When I asked Shelley about her artistic influences, she said, of course, Ani DiFranco which I could hear when I first listened to the album. When I suggested that I heard some “punk” and maybe a bit of Patti Smith, Shelley smiled and said, “thank you.” As I turned 17 in 1977, I grew up with punk and think I hear it everywhere so, when Shelley took it as a compliment, I was glad that I wasn’t too far off base.
Shelley’s phrasing, especially on songs like “Afterlife” mix the female singer/songwriter genre with the assertive punk style of women like Patti Smith, Exene Cervenka and a bit of Lydia Lunch. She combines her own poetic lyrics with grace and sweetness while expressing her righteous indignation like a punk. This combination really works for me as a listener.
Shelley does more than represent my world view in her lyrics. Others do this too, George Hrab, for instance, writes songs about these topics but neither inspires me nor excites my sense of wonder. Certainly, rock and roll hall of fame, Canadian progressive rock power trio, Rush, has atheist anthems like “Tom Sawyer,” “Free Will” and “Faithless” but, like Hrab, Neil Peart’s lyrics seem to lack soul. Shelley’s lyrics have all of this. Her rhymes are rarely obvious, her poetic twists and turns compel one to listen and listen hard while, only once, hitting the listener over the metaphoric head with her words.
In 8 songs, I only have two big criticisms of Shelley’s writing. I can’t say that I like her song, “I Don’t Believe In Fairies” too much. It’s a list of silly things in which Shelley doesn’t believe. I don’t believe in fairies, vampires, talking snakes or the rest of the things she lists either but I think she could have been a lot more clever in her presentation of these notions. When I asked Shelley about this song, she replied with the same sentence Jello Biafra said to me when I interviewed him for “Overthrow” magazine back in 1983, she said, “Well, sometimes you need to hit listeners across the head.” and she does this in “Fairies” and, clearly, I prefer her more subtle, poetic other songs.
My only other complaint about Shelley’s writing is that she sometimes uses the word “lie” to mean “fiction.” I don’t think that religious people are “lying” to us when they recite their beliefs, I think they are presenting a fiction which they think is true.
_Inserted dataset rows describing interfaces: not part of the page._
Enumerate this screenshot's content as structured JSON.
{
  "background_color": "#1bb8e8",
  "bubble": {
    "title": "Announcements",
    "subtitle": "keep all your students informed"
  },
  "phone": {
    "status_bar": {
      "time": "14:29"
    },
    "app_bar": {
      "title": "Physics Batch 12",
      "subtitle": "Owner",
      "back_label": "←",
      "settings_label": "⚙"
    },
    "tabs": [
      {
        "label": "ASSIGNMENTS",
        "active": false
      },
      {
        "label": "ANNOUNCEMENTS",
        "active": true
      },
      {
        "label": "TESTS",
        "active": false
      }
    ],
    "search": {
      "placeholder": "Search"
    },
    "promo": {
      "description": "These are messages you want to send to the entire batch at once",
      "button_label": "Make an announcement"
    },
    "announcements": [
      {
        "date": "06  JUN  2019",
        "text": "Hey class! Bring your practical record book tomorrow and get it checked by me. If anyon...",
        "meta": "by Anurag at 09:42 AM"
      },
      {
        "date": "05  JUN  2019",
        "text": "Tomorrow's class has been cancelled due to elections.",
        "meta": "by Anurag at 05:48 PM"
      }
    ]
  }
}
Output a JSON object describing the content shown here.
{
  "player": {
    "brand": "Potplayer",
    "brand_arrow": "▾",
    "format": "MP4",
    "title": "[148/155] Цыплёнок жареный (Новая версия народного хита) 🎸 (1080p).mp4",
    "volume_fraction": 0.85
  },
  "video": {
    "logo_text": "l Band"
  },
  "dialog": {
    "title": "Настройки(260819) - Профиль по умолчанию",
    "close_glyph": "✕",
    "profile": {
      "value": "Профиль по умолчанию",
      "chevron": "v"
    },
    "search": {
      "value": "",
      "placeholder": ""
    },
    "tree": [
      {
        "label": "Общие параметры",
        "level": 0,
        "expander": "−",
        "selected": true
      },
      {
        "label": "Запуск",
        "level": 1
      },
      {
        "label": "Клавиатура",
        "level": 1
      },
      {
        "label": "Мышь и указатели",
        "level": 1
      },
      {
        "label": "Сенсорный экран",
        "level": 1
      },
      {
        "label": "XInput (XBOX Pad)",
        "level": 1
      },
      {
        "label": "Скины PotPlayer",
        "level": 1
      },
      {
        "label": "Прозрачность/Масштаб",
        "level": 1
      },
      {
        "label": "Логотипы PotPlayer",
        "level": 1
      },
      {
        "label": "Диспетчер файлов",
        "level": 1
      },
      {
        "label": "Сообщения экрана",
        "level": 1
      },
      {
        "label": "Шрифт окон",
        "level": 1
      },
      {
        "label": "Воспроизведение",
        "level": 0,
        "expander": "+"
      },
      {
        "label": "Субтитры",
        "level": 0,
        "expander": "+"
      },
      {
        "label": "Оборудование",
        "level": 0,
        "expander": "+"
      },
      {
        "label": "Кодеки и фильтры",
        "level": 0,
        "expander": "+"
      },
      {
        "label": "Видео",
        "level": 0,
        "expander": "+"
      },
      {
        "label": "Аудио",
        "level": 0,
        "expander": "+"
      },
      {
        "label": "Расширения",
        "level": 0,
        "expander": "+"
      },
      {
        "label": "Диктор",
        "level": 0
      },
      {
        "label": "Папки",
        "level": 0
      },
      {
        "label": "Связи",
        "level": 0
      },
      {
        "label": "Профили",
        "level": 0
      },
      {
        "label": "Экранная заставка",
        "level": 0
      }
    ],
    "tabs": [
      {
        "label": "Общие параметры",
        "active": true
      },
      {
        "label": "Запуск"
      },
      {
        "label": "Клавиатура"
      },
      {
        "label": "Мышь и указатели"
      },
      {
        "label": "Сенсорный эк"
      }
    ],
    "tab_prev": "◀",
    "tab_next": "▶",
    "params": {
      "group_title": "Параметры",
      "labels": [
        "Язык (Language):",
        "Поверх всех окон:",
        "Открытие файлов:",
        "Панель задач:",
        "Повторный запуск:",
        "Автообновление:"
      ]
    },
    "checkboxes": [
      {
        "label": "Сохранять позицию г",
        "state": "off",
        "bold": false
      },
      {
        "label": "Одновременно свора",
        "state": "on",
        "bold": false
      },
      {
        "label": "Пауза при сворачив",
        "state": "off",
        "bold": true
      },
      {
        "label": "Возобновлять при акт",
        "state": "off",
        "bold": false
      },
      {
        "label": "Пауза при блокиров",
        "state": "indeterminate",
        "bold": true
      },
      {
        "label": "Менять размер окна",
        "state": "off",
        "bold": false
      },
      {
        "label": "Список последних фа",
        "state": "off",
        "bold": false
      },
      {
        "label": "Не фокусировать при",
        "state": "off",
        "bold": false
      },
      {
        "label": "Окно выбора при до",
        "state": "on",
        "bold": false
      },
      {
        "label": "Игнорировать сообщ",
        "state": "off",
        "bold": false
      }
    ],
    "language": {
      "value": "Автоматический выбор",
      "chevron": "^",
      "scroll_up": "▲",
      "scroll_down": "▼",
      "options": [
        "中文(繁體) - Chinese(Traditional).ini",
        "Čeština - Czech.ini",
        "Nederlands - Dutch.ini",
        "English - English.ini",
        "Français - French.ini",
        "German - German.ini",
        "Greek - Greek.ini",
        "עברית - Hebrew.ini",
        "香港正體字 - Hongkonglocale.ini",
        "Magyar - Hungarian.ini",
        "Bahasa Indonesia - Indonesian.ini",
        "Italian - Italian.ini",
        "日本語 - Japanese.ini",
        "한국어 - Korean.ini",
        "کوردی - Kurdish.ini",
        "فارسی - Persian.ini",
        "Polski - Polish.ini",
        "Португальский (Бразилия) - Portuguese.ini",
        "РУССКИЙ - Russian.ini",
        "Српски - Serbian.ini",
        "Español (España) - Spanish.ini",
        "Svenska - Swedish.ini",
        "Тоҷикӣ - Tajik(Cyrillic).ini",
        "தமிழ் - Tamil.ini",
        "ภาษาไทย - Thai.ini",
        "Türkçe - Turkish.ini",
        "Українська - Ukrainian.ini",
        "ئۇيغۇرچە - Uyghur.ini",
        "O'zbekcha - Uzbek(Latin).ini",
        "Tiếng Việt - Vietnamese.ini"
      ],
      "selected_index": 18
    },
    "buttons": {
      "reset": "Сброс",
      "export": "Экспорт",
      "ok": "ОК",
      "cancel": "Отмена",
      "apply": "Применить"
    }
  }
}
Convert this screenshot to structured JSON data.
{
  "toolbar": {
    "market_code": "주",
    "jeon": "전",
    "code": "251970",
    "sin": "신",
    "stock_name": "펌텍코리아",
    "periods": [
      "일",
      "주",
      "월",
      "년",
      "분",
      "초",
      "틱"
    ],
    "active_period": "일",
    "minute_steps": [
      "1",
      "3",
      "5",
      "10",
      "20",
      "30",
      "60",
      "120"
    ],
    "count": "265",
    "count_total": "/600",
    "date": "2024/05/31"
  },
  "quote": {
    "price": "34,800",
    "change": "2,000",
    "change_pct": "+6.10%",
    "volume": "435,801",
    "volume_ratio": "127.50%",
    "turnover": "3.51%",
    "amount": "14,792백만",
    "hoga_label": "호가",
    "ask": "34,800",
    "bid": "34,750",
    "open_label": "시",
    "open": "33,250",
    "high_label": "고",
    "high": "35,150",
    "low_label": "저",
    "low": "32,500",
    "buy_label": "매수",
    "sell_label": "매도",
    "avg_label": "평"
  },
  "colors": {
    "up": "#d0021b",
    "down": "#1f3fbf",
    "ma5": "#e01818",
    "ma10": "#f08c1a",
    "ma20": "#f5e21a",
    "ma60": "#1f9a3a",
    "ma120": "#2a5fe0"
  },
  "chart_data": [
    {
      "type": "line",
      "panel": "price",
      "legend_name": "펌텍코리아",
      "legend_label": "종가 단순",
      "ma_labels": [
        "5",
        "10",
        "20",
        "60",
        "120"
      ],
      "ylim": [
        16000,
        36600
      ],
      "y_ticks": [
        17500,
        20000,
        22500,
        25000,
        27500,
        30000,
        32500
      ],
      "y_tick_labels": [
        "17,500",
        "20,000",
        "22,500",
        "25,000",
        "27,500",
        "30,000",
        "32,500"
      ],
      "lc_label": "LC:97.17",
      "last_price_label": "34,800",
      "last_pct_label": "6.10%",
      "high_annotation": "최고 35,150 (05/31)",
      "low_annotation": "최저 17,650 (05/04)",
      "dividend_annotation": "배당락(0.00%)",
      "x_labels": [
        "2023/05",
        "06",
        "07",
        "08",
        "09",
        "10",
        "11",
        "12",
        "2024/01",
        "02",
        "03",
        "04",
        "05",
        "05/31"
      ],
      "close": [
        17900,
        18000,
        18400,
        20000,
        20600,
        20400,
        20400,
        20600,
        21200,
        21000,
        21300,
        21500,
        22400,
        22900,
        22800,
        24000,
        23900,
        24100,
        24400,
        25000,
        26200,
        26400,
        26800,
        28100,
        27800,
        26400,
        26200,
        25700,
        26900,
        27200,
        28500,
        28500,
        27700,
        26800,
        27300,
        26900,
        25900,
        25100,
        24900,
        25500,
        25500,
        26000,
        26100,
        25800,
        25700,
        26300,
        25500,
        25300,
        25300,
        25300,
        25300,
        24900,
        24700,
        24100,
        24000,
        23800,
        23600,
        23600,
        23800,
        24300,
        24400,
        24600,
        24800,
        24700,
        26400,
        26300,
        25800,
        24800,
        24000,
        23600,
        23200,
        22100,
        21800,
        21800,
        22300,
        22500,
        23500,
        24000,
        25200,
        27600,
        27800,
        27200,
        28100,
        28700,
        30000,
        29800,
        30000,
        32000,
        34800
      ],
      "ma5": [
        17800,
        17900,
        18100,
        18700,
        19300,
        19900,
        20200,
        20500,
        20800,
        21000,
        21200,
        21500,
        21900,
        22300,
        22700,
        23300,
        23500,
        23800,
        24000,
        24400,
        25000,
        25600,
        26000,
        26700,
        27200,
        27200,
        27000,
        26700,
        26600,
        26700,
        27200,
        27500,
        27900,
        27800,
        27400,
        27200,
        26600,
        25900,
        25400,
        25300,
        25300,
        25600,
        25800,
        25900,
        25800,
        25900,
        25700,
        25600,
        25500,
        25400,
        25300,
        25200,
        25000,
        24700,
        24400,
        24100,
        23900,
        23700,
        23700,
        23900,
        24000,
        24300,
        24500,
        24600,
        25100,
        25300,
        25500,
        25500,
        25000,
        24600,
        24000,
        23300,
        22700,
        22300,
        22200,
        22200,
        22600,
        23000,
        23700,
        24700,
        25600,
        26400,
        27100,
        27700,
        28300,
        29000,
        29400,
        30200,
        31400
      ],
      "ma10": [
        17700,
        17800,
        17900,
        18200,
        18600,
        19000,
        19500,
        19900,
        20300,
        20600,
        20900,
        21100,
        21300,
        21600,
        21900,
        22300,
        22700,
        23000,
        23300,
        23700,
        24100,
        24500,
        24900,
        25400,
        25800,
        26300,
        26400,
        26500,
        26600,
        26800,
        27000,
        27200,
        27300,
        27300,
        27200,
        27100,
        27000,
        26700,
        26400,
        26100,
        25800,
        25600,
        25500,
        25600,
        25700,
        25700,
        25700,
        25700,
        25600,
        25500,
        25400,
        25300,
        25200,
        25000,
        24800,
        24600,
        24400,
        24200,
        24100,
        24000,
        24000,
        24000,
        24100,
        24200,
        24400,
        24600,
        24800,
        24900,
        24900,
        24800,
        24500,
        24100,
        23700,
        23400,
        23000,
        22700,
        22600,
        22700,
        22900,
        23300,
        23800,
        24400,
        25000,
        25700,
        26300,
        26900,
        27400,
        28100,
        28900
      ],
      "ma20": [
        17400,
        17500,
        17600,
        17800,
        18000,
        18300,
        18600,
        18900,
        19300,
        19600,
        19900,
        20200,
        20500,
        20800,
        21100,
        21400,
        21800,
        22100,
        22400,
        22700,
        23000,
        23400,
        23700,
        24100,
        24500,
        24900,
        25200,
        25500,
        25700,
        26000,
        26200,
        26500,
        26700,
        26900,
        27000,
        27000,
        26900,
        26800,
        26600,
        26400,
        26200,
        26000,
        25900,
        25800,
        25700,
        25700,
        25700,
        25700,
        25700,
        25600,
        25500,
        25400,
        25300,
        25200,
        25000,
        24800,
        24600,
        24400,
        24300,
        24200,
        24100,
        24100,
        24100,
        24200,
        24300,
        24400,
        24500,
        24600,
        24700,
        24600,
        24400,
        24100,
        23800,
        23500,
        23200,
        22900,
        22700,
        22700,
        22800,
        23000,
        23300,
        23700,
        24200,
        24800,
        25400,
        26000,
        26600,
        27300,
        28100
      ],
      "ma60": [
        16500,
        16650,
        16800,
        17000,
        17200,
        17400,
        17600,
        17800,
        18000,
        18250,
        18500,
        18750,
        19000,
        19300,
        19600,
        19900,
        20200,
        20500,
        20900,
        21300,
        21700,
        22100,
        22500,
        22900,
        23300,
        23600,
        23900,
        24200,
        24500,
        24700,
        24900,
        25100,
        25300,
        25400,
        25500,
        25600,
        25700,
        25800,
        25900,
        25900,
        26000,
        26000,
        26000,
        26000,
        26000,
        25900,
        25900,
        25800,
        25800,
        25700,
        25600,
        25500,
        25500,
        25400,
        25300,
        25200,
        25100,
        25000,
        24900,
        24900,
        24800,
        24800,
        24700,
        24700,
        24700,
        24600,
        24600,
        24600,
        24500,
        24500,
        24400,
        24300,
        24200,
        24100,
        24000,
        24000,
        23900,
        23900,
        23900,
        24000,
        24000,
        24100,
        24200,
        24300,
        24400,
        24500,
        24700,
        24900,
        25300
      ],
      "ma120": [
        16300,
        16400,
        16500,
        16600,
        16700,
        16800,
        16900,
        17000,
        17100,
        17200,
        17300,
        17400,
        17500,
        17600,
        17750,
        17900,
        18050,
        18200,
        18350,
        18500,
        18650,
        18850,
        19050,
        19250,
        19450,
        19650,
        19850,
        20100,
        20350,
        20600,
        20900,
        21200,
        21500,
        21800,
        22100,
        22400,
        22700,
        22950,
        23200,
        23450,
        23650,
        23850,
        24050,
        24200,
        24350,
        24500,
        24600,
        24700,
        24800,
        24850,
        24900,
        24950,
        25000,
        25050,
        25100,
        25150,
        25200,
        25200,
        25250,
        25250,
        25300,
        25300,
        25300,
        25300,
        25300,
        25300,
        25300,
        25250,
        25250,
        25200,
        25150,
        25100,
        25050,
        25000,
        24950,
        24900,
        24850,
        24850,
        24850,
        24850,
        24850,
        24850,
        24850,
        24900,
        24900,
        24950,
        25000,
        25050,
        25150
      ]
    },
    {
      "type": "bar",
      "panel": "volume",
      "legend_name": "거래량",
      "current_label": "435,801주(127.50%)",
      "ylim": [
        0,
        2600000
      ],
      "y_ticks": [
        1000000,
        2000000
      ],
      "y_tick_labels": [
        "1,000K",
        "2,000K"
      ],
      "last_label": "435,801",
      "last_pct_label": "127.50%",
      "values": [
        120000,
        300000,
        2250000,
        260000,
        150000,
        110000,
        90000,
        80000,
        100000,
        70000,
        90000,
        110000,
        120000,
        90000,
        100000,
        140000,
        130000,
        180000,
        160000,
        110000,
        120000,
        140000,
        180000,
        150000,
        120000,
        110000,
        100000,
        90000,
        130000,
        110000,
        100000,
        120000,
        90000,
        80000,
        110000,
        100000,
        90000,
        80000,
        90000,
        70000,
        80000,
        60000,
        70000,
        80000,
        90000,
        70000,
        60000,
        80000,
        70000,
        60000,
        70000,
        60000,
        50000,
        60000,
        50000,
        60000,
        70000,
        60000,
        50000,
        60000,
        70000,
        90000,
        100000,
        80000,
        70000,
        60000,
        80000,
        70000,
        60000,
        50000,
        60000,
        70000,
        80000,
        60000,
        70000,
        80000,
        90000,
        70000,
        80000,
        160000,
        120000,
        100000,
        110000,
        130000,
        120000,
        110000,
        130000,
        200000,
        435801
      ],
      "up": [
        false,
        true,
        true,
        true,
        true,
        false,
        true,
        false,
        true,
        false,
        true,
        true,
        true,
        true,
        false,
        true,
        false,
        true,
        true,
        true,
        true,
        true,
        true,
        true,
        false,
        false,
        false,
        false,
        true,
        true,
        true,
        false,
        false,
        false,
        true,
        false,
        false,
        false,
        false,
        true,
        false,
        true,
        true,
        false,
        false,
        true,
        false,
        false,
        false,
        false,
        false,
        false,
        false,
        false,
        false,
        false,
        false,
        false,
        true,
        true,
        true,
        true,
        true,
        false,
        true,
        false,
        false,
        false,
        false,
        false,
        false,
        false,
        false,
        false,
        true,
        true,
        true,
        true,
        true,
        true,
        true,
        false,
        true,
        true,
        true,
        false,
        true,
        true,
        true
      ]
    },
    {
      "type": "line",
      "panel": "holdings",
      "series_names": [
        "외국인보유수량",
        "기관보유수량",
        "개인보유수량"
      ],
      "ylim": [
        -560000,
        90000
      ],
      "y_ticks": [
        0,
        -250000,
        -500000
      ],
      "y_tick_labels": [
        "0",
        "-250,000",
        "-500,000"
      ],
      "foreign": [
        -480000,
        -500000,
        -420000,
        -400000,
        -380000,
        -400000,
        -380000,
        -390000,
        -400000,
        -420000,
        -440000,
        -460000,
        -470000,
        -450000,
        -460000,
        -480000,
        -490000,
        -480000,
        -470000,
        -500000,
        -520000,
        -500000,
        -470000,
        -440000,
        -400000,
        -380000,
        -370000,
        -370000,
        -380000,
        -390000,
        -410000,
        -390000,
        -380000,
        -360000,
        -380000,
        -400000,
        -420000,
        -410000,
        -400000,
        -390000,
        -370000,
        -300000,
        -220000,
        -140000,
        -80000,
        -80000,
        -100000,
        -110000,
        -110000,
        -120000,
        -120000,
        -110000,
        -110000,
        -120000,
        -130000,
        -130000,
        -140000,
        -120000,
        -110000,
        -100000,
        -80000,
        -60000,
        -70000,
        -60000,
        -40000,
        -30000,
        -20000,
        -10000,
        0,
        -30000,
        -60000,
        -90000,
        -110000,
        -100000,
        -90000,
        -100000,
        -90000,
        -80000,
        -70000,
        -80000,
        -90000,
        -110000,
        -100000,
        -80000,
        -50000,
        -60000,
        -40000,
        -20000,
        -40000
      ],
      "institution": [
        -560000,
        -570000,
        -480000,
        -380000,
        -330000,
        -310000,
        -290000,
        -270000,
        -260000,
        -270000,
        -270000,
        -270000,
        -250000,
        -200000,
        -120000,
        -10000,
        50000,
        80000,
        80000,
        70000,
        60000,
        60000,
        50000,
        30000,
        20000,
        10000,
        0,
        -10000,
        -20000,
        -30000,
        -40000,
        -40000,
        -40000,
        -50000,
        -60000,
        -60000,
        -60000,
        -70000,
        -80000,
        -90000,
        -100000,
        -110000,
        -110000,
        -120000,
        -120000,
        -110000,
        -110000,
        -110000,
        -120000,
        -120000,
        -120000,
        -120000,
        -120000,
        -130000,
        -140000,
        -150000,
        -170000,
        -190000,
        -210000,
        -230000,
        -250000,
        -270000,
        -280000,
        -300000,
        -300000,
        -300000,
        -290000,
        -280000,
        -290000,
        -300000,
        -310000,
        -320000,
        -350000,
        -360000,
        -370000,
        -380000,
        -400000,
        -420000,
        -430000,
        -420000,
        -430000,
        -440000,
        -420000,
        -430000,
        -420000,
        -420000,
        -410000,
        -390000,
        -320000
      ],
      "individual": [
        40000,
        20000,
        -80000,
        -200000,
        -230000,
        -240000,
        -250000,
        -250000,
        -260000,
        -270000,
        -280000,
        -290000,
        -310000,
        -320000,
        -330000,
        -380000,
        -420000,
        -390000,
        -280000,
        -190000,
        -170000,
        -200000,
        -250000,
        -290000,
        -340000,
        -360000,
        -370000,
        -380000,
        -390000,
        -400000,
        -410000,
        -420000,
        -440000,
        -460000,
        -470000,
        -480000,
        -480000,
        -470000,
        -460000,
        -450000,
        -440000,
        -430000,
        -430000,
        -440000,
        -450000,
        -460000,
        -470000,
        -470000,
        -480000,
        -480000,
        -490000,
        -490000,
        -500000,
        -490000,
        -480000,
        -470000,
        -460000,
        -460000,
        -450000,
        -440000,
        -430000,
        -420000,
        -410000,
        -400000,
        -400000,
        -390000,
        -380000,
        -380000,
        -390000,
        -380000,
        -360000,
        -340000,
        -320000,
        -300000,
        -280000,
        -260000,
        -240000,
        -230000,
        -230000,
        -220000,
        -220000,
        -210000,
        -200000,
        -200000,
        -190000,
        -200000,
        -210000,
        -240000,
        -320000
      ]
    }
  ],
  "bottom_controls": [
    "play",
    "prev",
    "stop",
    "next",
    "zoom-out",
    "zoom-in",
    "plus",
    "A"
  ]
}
This is a subtle distinction but, to me, I consider a “lie” to be intentional but a “fiction” is something told from a sincere belief in what one is saying. Of course, finding a rhyme for “fiction” isn’t so easy and, in Shelley’s songs, I’ll accept that by “lie” she means fiction and I’ll remind my readers that I’m a bit of a pedant regarding words.
I recommend you go out and buy this album immediately. In fact, you should go out and buy it for your friends and family too. For me, Shelley Segal’s “An Atheist Album” is the best new thing I’ve heard this year and, if you enjoy punkish singer/songwriters, you will like this one too.
Please buy the album directly from Shelley’s web site, where you can hear it in its entirety before you buy it, so she can keep all of the money. The album is available from iTunes and all of the usual outlets but, if you’re buying for download, get it straight from Shelley so you aren’t paying Apple for the privilege of getting it from iTunes.